-- Provided material follows --

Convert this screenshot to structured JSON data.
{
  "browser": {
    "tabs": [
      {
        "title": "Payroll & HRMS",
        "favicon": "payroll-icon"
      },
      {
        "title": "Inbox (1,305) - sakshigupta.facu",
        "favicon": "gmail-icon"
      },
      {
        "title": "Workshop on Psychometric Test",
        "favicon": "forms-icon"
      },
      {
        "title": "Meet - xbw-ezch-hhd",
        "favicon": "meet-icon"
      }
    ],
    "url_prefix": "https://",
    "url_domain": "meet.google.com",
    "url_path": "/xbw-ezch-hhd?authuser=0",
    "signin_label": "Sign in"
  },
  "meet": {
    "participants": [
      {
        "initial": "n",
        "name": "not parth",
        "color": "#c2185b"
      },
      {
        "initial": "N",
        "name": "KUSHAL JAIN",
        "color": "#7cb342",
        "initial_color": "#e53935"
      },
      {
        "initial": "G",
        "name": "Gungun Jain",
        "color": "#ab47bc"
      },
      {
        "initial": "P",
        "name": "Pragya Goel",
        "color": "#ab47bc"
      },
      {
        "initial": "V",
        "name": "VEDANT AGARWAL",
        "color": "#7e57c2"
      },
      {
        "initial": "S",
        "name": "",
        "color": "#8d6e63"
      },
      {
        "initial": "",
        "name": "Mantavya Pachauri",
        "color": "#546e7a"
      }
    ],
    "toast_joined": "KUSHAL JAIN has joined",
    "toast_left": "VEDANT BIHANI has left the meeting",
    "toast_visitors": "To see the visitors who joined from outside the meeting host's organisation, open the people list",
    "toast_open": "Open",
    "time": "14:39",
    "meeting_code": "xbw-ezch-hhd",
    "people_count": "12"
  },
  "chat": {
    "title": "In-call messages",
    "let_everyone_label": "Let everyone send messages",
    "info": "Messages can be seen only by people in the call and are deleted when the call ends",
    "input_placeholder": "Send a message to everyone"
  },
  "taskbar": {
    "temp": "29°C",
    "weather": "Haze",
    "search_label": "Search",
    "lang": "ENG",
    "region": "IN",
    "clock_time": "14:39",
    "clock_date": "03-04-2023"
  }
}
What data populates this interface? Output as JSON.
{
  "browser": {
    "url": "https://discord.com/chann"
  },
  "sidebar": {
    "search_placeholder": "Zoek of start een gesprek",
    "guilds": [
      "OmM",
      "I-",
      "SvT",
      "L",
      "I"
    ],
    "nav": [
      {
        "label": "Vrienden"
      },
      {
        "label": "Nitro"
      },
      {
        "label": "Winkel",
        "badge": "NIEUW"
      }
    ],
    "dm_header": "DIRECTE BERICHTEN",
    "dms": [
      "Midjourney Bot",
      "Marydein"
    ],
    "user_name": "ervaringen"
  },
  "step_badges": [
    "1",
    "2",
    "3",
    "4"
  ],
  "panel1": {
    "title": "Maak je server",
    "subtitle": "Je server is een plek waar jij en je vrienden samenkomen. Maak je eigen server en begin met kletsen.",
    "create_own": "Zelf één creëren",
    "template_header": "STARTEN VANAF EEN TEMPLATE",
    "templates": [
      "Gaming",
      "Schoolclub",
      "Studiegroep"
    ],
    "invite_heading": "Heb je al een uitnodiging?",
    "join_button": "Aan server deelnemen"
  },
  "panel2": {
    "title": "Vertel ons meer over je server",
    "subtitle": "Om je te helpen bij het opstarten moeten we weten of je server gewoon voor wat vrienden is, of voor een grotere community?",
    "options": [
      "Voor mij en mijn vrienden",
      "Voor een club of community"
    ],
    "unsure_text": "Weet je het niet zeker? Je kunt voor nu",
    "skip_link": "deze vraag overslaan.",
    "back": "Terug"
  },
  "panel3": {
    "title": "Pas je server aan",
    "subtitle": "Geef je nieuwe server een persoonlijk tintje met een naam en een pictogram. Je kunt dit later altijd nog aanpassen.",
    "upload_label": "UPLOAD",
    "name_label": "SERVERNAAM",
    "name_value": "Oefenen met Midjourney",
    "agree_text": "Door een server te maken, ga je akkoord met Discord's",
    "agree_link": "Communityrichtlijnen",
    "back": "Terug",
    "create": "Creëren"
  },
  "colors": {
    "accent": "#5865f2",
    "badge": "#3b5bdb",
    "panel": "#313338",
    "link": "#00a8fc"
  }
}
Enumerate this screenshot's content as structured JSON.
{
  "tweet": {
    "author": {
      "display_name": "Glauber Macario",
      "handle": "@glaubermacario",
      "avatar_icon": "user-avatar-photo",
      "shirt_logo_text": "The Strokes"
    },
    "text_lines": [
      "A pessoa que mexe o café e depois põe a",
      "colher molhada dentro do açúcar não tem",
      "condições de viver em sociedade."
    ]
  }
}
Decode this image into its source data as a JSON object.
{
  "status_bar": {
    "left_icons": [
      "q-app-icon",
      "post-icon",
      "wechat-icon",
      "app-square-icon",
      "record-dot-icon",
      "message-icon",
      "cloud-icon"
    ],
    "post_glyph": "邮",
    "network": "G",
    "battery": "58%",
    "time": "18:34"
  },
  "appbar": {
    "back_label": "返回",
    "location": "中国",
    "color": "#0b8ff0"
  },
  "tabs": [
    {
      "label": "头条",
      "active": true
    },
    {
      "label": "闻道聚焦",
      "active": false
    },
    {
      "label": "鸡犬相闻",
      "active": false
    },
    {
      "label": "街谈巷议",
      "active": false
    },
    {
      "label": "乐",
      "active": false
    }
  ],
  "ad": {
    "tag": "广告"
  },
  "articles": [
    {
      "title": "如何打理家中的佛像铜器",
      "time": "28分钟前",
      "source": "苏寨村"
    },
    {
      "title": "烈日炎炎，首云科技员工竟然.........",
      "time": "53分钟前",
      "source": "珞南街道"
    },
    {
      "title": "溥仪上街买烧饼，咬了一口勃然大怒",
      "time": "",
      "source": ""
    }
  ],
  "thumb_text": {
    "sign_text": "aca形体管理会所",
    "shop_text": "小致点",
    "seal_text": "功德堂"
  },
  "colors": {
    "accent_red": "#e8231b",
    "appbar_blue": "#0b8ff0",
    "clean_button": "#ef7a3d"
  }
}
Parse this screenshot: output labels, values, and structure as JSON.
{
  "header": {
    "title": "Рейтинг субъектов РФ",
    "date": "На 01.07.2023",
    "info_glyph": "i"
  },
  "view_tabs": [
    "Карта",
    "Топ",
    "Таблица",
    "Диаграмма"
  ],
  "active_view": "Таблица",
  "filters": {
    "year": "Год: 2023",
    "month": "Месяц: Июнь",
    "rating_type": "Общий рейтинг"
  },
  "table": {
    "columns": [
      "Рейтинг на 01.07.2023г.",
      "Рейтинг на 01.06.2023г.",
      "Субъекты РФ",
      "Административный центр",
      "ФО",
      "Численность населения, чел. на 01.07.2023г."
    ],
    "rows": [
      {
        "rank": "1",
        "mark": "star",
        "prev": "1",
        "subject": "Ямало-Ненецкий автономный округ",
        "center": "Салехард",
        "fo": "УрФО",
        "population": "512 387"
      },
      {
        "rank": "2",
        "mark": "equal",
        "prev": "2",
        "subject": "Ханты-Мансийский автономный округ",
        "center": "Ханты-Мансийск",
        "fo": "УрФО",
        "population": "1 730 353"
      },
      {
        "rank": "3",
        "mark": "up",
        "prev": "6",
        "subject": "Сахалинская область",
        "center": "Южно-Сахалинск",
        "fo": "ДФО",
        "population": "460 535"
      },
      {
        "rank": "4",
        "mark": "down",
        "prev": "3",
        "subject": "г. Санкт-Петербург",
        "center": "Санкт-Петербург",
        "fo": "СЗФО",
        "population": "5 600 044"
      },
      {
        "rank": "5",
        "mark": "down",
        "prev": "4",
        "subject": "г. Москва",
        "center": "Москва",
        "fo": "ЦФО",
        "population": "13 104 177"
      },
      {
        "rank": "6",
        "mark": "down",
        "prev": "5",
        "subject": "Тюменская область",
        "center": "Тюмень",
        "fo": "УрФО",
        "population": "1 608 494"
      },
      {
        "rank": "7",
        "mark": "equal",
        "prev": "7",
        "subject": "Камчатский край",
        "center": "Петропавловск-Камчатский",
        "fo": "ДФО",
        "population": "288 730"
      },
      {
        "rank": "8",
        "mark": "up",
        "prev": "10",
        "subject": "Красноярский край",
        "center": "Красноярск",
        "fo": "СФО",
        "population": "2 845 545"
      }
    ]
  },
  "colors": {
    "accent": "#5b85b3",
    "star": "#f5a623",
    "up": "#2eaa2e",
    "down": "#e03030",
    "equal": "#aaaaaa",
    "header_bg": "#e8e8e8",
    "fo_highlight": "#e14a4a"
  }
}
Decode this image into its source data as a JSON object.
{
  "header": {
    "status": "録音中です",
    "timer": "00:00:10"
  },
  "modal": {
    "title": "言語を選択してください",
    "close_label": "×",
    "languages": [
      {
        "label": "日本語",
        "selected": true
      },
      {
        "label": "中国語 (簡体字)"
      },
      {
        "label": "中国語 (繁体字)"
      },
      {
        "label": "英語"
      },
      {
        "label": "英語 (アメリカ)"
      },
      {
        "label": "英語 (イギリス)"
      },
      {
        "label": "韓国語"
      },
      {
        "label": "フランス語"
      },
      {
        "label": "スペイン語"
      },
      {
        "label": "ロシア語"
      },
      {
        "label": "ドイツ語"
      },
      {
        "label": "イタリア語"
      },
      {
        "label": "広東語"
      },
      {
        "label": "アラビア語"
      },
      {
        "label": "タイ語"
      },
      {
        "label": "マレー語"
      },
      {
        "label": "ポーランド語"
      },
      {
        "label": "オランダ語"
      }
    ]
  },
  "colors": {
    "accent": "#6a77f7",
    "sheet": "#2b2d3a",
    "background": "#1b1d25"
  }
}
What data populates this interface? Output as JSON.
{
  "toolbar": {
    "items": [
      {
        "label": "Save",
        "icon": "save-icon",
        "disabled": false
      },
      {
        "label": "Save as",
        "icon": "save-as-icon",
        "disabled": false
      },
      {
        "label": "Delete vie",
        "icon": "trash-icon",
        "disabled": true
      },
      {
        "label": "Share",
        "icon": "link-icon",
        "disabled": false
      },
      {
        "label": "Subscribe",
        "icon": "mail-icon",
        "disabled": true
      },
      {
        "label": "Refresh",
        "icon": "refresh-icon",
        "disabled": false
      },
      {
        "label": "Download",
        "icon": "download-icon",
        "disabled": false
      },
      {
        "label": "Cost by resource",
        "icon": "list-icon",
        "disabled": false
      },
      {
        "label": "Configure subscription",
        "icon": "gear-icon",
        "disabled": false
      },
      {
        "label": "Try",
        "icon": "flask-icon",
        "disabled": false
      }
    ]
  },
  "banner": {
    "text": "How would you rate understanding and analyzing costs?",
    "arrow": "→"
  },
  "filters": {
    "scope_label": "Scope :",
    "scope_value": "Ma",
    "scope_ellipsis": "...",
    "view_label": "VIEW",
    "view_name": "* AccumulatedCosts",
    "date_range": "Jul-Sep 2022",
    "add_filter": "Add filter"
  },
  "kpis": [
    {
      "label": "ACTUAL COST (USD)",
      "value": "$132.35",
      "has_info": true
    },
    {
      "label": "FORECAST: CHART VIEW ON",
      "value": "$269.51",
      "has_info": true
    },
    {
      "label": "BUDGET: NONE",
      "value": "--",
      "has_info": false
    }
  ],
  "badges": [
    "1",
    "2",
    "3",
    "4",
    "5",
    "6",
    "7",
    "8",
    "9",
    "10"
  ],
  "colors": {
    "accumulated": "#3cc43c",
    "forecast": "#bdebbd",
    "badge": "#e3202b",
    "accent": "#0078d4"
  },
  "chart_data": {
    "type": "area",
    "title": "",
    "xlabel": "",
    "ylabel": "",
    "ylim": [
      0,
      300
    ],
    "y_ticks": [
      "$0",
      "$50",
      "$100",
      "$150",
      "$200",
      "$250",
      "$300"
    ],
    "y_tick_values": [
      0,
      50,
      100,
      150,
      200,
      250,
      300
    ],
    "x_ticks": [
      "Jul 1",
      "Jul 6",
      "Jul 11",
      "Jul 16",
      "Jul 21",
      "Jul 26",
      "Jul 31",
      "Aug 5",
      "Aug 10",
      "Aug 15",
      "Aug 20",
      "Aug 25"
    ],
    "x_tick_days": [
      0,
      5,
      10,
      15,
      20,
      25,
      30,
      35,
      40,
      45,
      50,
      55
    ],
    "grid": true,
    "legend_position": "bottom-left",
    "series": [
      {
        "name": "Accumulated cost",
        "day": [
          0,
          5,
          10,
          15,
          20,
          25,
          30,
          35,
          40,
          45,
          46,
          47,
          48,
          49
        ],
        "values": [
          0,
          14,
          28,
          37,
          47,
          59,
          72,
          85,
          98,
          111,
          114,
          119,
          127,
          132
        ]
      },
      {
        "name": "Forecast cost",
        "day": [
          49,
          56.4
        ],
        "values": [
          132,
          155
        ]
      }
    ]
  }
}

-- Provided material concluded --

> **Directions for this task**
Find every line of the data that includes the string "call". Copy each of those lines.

> **Problem solution**
    "title": "In-call messages",
    "info": "Messages can be seen only by people in the call and are deleted when the call ends",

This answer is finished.